04-May (USAGOLD) — Gold is maintaining a mildly corrective stance, dipping to new lows on the week in overseas trading before rebounding within the day’s range. A second day of dollar gains may be temporarily impeding a sustained move in the yellow metal above $1300.
However, the tepid growth, low/no inflation, and hence easy monetary policy scenario continues to dominate. As growth and inflation prospects erode, the world’s central banks are forced to pile on ever-more extraordinary accommodations in an effort to stop the bleeding; even though there seems to be no evidence that these measures are achieving their goals.
“These increasingly aggressive and counterproductive monetary policies are bullish for gold,” says Greenlight Capital’s David Einhorn. I concur: These factors are likely to underpin gold until we see some sign of reinvigorating growth, or higher inflation. What’s interesting, is that if the inflation goals are met, that too should be favorable for gold.
Another tailwind for the gold market continues to be central bank gold demand. China and Russia are the main actors at this point, but other central banks have been active as well. Famed economist Kenneth Rogoff recommended this week that emerging market countries step up their gold purchases even more.
“I am just proposing that emerging markets shift a significant share of the trillions of dollars in foreign-currency reserves that they now hold (China alone has official reserves of $3.3 trillion) into gold.” — Kenneth Rogoff
Rogoff believes “there is a good case to be made that a shift in emerging markets toward accumulating gold would help the international financial system function more smoothly and benefit everyone.” He seems to believe that emerging countries would benefit from the the reserve diversification and being less dependent on the bonds of rich countries, which happen to (surprise, surprise!) own a lot of gold!
“…there is a case to be made that gold is an extremely low-risk asset with average real returns comparable to very short-term debt. And, because gold is a highly liquid asset – a key criterion for a reserve asset – central banks can afford to look past its short-term volatility to longer-run average returns.” — Kenneth Rogoff
As Rogoff points out, emerging countries have trillions in FX reserves. Imagine the demand implications if these countries start shifting their reserve allocations even a little!
In addition, most of the physcial gold making its way to places east in recent years has been coming from London.
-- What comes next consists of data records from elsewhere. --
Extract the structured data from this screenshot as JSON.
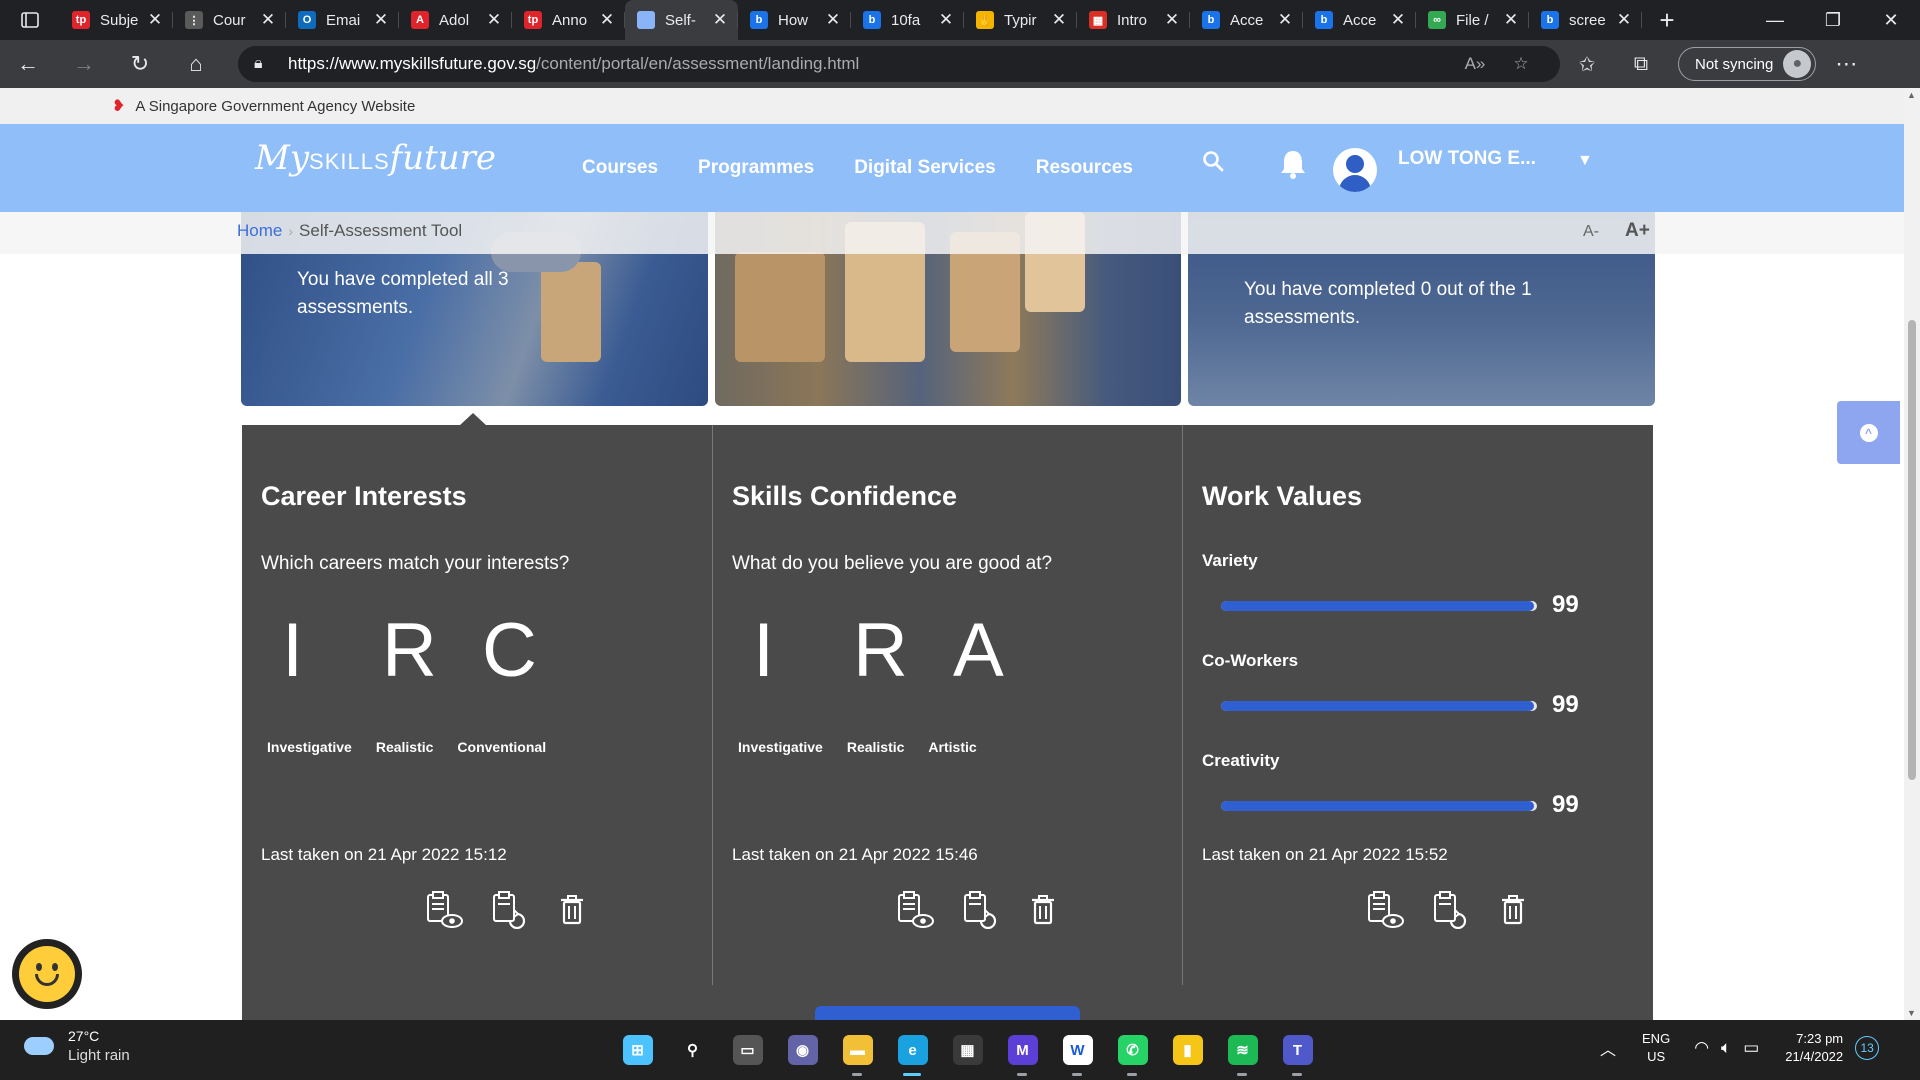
{
  "browser": {
    "tabs": [
      {
        "title": "Subje",
        "icon": "tp-icon",
        "color": "#e0242c",
        "glyph": "tp"
      },
      {
        "title": "Cour",
        "icon": "cisco-icon",
        "color": "#5a5a5a",
        "glyph": "⋮"
      },
      {
        "title": "Emai",
        "icon": "outlook-icon",
        "color": "#0f6cbd",
        "glyph": "O"
      },
      {
        "title": "Adol",
        "icon": "adobe-icon",
        "color": "#e0242c",
        "glyph": "A"
      },
      {
        "title": "Anno",
        "icon": "tp-icon",
        "color": "#e0242c",
        "glyph": "tp"
      },
      {
        "title": "Self-",
        "icon": "page-icon",
        "color": "#8ab4f8",
        "glyph": ""
      },
      {
        "title": "How",
        "icon": "bing-icon",
        "color": "#1a73e8",
        "glyph": "b"
      },
      {
        "title": "10fa",
        "icon": "bing-icon",
        "color": "#1a73e8",
        "glyph": "b"
      },
      {
        "title": "Typir",
        "icon": "typing-icon",
        "color": "#f4b400",
        "glyph": "✋"
      },
      {
        "title": "Intro",
        "icon": "cisco-icon",
        "color": "#d93025",
        "glyph": "▦"
      },
      {
        "title": "Acce",
        "icon": "bing-icon",
        "color": "#1a73e8",
        "glyph": "b"
      },
      {
        "title": "Acce",
        "icon": "bing-icon",
        "color": "#1a73e8",
        "glyph": "b"
      },
      {
        "title": "File /",
        "icon": "link-icon",
        "color": "#34a853",
        "glyph": "∞"
      },
      {
        "title": "scree",
        "icon": "bing-icon",
        "color": "#1a73e8",
        "glyph": "b"
      }
    ],
    "url_domain": "https://www.myskillsfuture.gov.sg",
    "url_path": "/content/portal/en/assessment/landing.html",
    "sync_label": "Not syncing"
  },
  "gov_banner": "A Singapore Government Agency Website",
  "header": {
    "logo_my": "My",
    "logo_skills": "SKILLS",
    "logo_future": "future",
    "nav": [
      "Courses",
      "Programmes",
      "Digital Services",
      "Resources"
    ],
    "user_name": "LOW TONG E..."
  },
  "breadcrumb": {
    "home": "Home",
    "current": "Self-Assessment Tool"
  },
  "font_controls": {
    "decrease": "A-",
    "increase": "A+"
  },
  "heroes": {
    "card1": "You have completed all 3 assessments.",
    "card3": "You have completed 0 out of the 1 assessments."
  },
  "assessments": {
    "career": {
      "title": "Career Interests",
      "question": "Which careers match your interests?",
      "letters": [
        "I",
        "R",
        "C"
      ],
      "traits": [
        "Investigative",
        "Realistic",
        "Conventional"
      ],
      "last_taken": "Last taken on 21 Apr 2022 15:12"
    },
    "skills": {
      "title": "Skills Confidence",
      "question": "What do you believe you are good at?",
      "letters": [
        "I",
        "R",
        "A"
      ],
      "traits": [
        "Investigative",
        "Realistic",
        "Artistic"
      ],
      "last_taken": "Last taken on 21 Apr 2022 15:46"
    },
    "values": {
      "title": "Work Values",
      "items": [
        {
          "label": "Variety",
          "score": "99",
          "fraction": 0.99
        },
        {
          "label": "Co-Workers",
          "score": "99",
          "fraction": 0.99
        },
        {
          "label": "Creativity",
          "score": "99",
          "fraction": 0.99
        }
      ],
      "last_taken": "Last taken on 21 Apr 2022 15:52"
    }
  },
  "colors": {
    "header_blue": "#8fbef8",
    "panel_bg": "#4a4a4a",
    "bar_fill": "#2f5fd0"
  },
  "taskbar": {
    "weather_temp": "27°C",
    "weather_desc": "Light rain",
    "lang_1": "ENG",
    "lang_2": "US",
    "time": "7:23 pm",
    "date": "21/4/2022",
    "notifications": "13",
    "apps": [
      {
        "name": "start-icon",
        "color": "#4cc2ff",
        "glyph": "⊞"
      },
      {
        "name": "search-icon",
        "color": "transparent",
        "glyph": "⚲"
      },
      {
        "name": "task-view-icon",
        "color": "#555",
        "glyph": "▭"
      },
      {
        "name": "teams-chat-icon",
        "color": "#6264a7",
        "glyph": "◉"
      },
      {
        "name": "file-explorer-icon",
        "color": "#f2c037",
        "glyph": "▬"
      },
      {
        "name": "edge-icon",
        "color": "#1aa1e0",
        "glyph": "e"
      },
      {
        "name": "store-icon",
        "color": "#3a3a3a",
        "glyph": "▦"
      },
      {
        "name": "vscode-insiders-icon",
        "color": "#5b3fd6",
        "glyph": "M"
      },
      {
        "name": "word-icon",
        "color": "#ffffff",
        "glyph": "W"
      },
      {
        "name": "whatsapp-icon",
        "color": "#25d366",
        "glyph": "✆"
      },
      {
        "name": "sticky-icon",
        "color": "#f5c518",
        "glyph": "▮"
      },
      {
        "name": "spotify-icon",
        "color": "#1db954",
        "glyph": "≋"
      },
      {
        "name": "teams-icon",
        "color": "#5059c9",
        "glyph": "T"
      }
    ]
  }
}
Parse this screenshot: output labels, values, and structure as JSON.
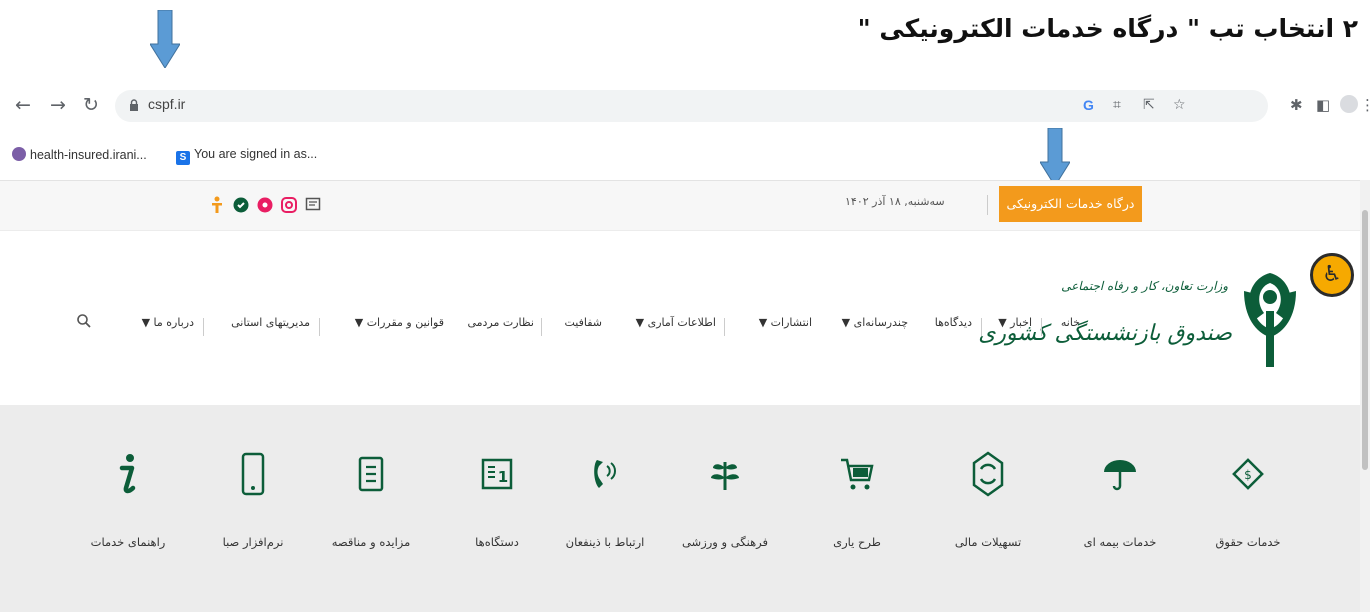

The source is logically believed to be the ETPs backed by gold, which saw significant outflows as the price of gold was under pressure in recent years. Suddenly, with the price of gold back on the rise, there is renewed interest in these securities indexed to the price of gold.
Just this past Monday, GLD, the world’s largest exchange-traded fund backed by gold, saw 20.8 metric tons of inflows. It was the biggest one-day expansion since 2011.
If other emerging countries do indeed join China and Russia in bolstering their gold reserves, they may find that their primary source for physical is no longer available. That too would likely have a very positive impact on price.